Harold explained the oxidation of lime juice occurs very quickly after pressing, and the contrast can easily be seen. The audience smelt and tasted freshly pressed lime against lime juice that had been heated to 90°C then rapidly cooled to illustrate the effects of oxidation. Unfortunately, the conclusion reached was that there were few means of avoiding this, and the solution was to have juice prepared as close to requirement as possible.
In contrast, in the analysis of mint, there were means of better utilising the ingredient. This was achieved first through a better understanding of the plant itself. The mint ‘essence’ lies in small sacks that occur on the underside of the leaf. When damaged, they release the mint oils that are desired (ironically, this is actually a natural repellent and wards off pests, but it is this aspect we desire).

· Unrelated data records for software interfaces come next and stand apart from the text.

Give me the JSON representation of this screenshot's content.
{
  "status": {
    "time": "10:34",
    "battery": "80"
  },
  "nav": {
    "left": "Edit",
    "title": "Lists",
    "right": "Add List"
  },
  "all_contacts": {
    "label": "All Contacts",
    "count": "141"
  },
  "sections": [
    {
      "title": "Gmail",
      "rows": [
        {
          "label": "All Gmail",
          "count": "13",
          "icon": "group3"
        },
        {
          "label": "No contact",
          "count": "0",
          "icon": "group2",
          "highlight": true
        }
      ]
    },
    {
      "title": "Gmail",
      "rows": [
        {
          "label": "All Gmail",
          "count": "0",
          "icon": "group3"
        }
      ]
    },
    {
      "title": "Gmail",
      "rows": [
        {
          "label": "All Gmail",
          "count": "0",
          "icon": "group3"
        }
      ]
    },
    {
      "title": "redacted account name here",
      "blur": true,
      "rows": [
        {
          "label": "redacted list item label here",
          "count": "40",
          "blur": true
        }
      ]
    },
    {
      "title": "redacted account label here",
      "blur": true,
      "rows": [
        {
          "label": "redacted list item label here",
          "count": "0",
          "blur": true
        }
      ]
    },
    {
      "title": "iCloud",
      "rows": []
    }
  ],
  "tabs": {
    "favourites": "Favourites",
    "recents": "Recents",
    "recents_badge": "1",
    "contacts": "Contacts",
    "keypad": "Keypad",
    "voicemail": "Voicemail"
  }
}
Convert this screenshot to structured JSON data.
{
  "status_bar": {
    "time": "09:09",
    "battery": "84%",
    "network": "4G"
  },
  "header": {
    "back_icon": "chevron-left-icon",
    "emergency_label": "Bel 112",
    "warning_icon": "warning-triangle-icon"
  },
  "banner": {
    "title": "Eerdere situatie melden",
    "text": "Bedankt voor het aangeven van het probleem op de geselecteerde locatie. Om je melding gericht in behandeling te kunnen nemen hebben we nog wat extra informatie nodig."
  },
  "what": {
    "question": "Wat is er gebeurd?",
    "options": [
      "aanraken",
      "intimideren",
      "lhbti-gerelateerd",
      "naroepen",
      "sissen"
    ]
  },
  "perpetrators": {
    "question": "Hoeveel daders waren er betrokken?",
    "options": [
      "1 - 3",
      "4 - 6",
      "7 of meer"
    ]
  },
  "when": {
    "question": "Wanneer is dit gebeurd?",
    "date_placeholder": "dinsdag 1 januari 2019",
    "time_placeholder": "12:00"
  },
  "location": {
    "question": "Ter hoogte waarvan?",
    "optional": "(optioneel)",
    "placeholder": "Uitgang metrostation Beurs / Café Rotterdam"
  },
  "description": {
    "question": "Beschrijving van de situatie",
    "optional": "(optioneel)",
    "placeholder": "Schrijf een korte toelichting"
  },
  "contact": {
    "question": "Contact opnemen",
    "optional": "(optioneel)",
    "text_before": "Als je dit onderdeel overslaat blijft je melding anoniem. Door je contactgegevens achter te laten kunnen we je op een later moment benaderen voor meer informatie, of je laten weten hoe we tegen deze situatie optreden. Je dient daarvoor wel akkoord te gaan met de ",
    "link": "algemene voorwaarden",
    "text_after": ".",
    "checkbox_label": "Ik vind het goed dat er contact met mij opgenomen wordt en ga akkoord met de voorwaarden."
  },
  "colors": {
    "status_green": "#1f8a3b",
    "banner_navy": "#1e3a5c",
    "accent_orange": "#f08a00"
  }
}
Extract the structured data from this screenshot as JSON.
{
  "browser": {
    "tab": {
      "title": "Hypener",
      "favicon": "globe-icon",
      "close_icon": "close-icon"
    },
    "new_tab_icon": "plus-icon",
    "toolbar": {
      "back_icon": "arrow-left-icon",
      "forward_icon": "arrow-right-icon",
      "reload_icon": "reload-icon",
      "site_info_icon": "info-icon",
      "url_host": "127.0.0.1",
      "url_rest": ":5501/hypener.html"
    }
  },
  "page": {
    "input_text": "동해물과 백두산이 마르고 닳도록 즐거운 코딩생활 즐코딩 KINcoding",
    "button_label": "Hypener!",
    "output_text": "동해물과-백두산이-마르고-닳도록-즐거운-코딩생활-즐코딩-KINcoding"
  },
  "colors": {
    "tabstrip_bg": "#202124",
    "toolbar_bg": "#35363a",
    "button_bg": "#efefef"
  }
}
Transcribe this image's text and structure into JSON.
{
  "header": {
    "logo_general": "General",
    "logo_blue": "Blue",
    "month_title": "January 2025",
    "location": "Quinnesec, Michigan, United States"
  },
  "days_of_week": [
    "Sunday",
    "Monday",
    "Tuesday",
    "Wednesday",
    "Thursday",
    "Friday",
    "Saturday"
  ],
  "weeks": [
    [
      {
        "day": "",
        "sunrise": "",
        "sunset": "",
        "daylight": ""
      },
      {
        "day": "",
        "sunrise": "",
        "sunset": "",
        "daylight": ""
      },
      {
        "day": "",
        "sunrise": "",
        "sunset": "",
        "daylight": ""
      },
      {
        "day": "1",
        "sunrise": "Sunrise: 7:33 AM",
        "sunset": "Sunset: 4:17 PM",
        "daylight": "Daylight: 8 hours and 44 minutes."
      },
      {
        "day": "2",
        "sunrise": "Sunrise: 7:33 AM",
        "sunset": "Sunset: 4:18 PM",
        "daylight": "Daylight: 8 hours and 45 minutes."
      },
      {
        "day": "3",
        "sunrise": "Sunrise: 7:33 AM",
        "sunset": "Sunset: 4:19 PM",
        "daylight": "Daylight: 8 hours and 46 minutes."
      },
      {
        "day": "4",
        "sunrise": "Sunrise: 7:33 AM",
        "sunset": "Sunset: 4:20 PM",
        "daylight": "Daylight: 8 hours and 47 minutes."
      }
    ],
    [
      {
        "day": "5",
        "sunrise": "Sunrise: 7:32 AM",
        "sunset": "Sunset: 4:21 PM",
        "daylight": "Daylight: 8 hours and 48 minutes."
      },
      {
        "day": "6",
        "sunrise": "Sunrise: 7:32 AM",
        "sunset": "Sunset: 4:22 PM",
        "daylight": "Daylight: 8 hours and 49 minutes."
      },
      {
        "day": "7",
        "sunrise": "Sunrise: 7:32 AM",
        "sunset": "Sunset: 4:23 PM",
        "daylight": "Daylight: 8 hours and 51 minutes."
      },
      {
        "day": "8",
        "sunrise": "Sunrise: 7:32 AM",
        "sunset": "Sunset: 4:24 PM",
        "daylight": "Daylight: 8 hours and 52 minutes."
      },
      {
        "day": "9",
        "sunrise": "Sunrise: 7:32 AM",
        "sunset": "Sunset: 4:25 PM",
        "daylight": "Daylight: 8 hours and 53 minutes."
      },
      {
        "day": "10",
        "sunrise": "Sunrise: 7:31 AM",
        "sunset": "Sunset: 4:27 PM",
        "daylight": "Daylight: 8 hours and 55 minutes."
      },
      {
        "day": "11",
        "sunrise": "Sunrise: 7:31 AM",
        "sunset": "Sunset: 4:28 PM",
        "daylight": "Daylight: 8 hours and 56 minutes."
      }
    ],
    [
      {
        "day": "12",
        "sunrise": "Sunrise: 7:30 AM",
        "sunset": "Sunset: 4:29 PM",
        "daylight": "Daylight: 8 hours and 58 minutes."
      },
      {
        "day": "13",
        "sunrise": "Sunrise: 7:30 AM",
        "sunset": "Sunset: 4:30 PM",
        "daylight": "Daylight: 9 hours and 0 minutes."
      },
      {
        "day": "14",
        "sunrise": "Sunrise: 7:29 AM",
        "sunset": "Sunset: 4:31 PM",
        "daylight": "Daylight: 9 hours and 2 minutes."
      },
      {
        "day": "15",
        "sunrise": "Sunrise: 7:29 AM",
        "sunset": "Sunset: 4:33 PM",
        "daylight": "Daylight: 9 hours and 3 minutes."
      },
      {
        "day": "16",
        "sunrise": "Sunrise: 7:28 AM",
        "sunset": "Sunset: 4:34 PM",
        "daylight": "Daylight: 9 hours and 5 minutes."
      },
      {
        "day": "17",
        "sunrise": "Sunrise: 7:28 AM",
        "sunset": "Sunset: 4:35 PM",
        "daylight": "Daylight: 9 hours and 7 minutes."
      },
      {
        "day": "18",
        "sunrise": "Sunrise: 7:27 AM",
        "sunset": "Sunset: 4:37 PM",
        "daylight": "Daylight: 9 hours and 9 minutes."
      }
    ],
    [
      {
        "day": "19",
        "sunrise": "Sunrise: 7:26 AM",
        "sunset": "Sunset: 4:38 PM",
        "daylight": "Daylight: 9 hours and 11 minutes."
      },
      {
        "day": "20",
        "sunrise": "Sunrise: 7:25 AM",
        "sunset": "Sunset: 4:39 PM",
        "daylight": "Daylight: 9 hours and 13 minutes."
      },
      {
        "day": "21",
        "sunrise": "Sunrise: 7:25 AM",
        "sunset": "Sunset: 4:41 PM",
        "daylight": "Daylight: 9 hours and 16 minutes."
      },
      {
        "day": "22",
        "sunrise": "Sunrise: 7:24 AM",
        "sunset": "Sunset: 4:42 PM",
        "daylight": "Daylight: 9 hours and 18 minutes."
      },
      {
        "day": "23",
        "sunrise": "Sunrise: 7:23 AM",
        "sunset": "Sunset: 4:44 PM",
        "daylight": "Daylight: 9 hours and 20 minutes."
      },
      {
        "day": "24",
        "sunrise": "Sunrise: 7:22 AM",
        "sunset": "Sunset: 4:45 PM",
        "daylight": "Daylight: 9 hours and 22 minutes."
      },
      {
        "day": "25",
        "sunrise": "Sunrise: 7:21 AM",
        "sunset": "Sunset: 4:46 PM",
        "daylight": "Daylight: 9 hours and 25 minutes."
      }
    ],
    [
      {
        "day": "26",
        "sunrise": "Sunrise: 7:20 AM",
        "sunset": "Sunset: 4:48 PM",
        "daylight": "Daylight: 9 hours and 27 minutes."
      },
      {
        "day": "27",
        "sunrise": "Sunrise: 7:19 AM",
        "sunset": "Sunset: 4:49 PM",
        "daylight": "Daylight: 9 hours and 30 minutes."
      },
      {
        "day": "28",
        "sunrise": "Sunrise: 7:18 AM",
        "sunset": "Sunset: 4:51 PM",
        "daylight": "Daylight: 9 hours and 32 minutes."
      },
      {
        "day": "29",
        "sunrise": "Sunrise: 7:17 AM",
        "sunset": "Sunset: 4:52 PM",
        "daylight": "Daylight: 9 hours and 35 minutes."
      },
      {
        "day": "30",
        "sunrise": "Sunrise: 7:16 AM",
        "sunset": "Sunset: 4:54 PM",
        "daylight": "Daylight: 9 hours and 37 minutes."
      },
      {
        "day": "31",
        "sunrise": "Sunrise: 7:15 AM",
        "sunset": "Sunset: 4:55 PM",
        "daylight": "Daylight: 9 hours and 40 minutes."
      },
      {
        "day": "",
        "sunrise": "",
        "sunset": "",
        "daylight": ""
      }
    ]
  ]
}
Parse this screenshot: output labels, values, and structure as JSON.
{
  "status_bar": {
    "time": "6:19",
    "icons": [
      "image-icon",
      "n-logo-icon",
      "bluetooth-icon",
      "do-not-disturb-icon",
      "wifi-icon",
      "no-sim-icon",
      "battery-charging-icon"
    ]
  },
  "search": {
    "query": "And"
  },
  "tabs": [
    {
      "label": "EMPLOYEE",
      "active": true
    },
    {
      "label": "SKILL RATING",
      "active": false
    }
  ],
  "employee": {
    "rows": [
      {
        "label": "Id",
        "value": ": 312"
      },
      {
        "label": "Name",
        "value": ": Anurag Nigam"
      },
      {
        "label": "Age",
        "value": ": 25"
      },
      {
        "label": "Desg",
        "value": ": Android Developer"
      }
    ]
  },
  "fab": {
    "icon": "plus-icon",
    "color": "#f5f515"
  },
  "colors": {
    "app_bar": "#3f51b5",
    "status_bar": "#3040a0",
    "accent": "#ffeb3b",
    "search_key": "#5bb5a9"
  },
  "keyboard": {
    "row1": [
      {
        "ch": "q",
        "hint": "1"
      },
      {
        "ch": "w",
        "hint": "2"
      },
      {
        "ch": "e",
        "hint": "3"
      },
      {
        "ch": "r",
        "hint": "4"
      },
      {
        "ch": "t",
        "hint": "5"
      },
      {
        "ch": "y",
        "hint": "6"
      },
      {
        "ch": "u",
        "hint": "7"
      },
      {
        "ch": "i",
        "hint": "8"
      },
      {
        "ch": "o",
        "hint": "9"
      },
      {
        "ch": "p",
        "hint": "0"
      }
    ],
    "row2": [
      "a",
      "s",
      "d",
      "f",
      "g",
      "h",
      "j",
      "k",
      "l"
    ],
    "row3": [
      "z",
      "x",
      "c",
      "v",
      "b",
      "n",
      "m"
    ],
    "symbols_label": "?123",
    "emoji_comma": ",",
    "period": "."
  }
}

They are also very fragile, so over-handling of the mint, and the misinformed notion of muddling the mint subdues flavour- and in the case of muddling, releases bitter chlorophyll from within the cells. The flavour can easily subside however, and can also take on undesirable notes, so to demonstrate, Tony had prepared two hydrosols- water based essences created using the vacuum still that can preserve the integrity of ingredients in a water based solution. Akin to the lime juice, a bad mint and a good mint hydrosol were passed around. Not only did this demonstrate a means of preserving the mint (if you have a vacuum still!), it also allowed Tony and Harold to discuss the nature of mint as a plant and its correct treatment.
This gave Harold a platform on which he could discuss the development of flavours and compounds and resulted in an analysis of Tony’s Vintage cocktails. Harold explained, using a chromatograph reading illustrating the compounds present within aged and un-aged examples, how ageing created a complex interplay between the compounds- shown with batches of Vintage Manhattans- that leads to not only a mellowing of flavours, but also the creation of new ones. The combination of vermouth, Bourbon and bitters interact over time and create a very different product to that of a fresh mixture.
From this, Harold could develop on to his studies into the effects and behaviour of alcohol molecules, and his findings showed how in high concentrations, it behaves similarly to that of oil when in the presence of water. This was an important revelation, as it seems that alcohol molecules form micelles; whereby the hydrophobic heads of the molecules cluster together to minimise water contact (akin to the indicative droplets of oil in water), the application of this may not be enormous to the average chef or bartender, but an interesting report nonetheless!
A fitting end to the showcase of the Barshow, and an enormous wealth of information passed on by all the guest talkers, with the signed posters being sold for charity quickly snapped up. With new works soon available from a few of our lecturers, this was a perfectly timed conference!